By fixing it upon a fairer eye;
And give him light that was it blinded by.8
That will not be deep-search'd with saucy looks; Small have continual plodders ever won,
Save base authority from others' books. These earthly godfathers of heaven's lights,
That give a name to every fixed star, Have no more profit of their shining nights,
Than those that walk, and wot not what they are. Too much to know, is, to know nought but fame; And every godfather can give a name.'
King. How well he's read, to reason against reading! Dum. Proceeded well, to stop all good proceeding! Long: He weeds the corn, and still lets grow the
weeding Biron. The spring is near, when green geese are a
8 Who dazzling so, that eye shall be his heed,
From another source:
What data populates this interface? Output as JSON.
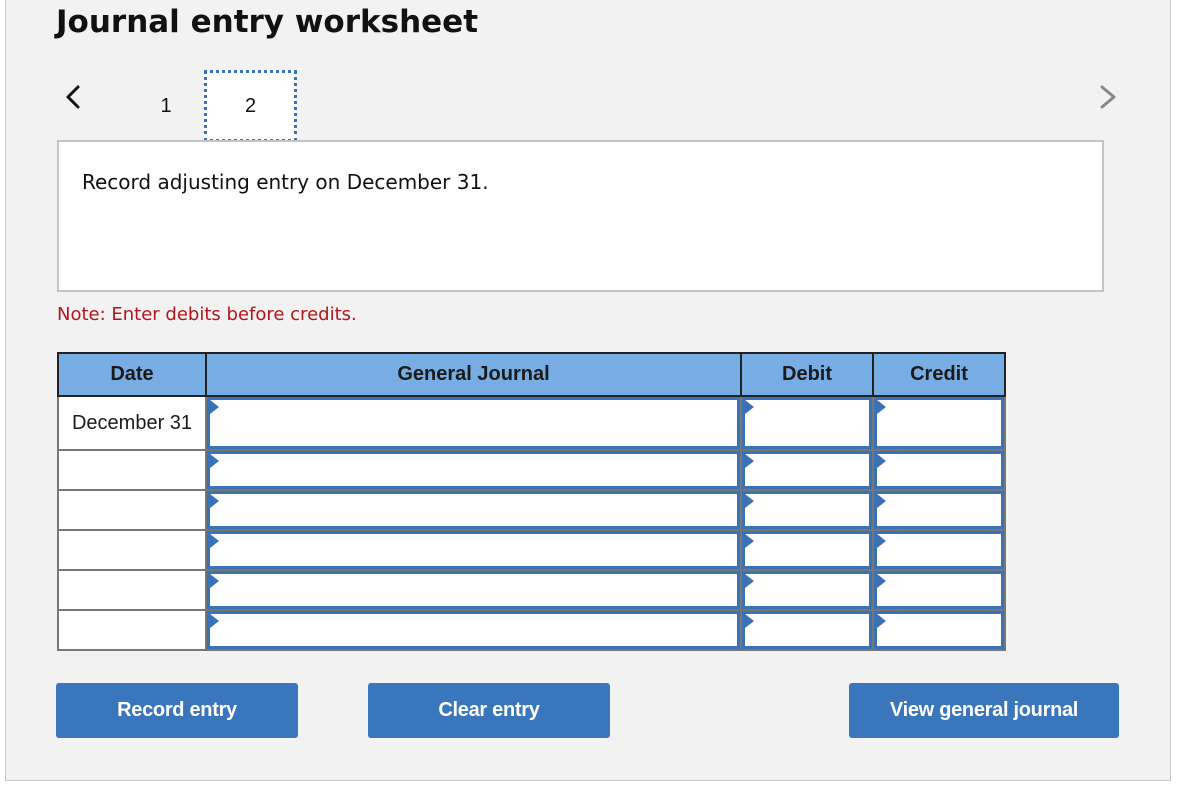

And give him light that was it blinded by.) This is another pas. sage unnecessarily obscure; the meaning is: that when he dazzles, that is, has his eye made weak, by fixing his eye upon a fairer eye, that fairer eye shall be his heed, his direction or lode-star, (See Midsummer Night's Dream,) and give him light that was blinded by it. Johnson. The old copies read-it was. Corrected by Mr. Steevens.
Malone. 9 Too much to know, is, to know nought but fame;
And every godfather can give a name.] The consequence, says Biron, of too much knowledge, is not any real solution of doubts, but mere empty reputation. That is, too much knowledge gives only fame, a name which every godfather can give likewise. Fohnson.
1 Proceeded well, to stop all good proceeding!] To proceed is an academical term, meaning, to take a degree, as he proceeded bachelor in physick. The sense is, he has taken his degrees in the art of hindering the degrees of others. Fohnson.
So, in a quotation by Dr. Farmer: “- such as practise to proceed in all evil wise, till from Batchelors in Newgate, by degrees they proceed to be Maisters, and by desert be preferred at Ty. borne.” I cannot ascertain the book from which this passage was transcribed. Steevens.
I don't suspect that Shakspeare had any academical term in contemplation, when he wrote this line. He has proceeded well, means only, he has gone on well. M. Mason.
Dum. How follows that?
Fit in his place and time.'
Something then in rhyme. Long. Biron is like an envious sneaping frost,
That bites the first-born infants of the spring.
- sneaping frost,] So, sneaping winds in The Winter's Tale: To sneap is to check, to rebuke. Thus also, Falstaff, in King Henry IV, P. II: “I will not undergo this sneap, without reply."
Steevens. 3 Why should I joy in an abortive birth ? At Christmas I no more desire a rose, Than wish a snow in May's new-fangled shows;
But like of each thing, that in season grows.] As the greatest part of this scene (both what precedes and follows) is strictly in rhymes, either successive, alternate, or triple, I am persuaded, that the copyists have made a slip here. For by making a triplet of the three last lines quoted, birth in the close of the first line is quite destitute of any rhyme to it. Besides, what a displeasing identity of sound recurs in the middle and close of this verse!
“ Than wish a snow in May's new-fangled shows," Again, new-fangled shows seems to have very little propriety. The flowers are not new-fangled; but the earth is new-fangled by the profusion and variety of the flowers, that spring on its bosom in May. I have therefore ventured to substitute earth, in the close of the third line, which restores the alternate measure. It was very easy for a negligent transcriber to be deceived by the rhyme immediately preceding; so mistake the concluding word in the sequent line, and corrupt it into one that would chime with the other. Theobald.
I rather suspect a line to have been lost after “ an abortive birth.” For an in that line the old copies have any. Corrected by Mr. Pope. Malone.
By these shows the poet means Maygames, at which a snow would be very unwelcome and unexpected. It is only a periphra. sis for May. T. Warton. I have no doubt that the more obvious interpretation is the true
So, in Chaucer's Knightes Tale:
“ And fresher than May with floures new – So also, in our poet's King Richard II:
“She came adorned hither, like sweet May."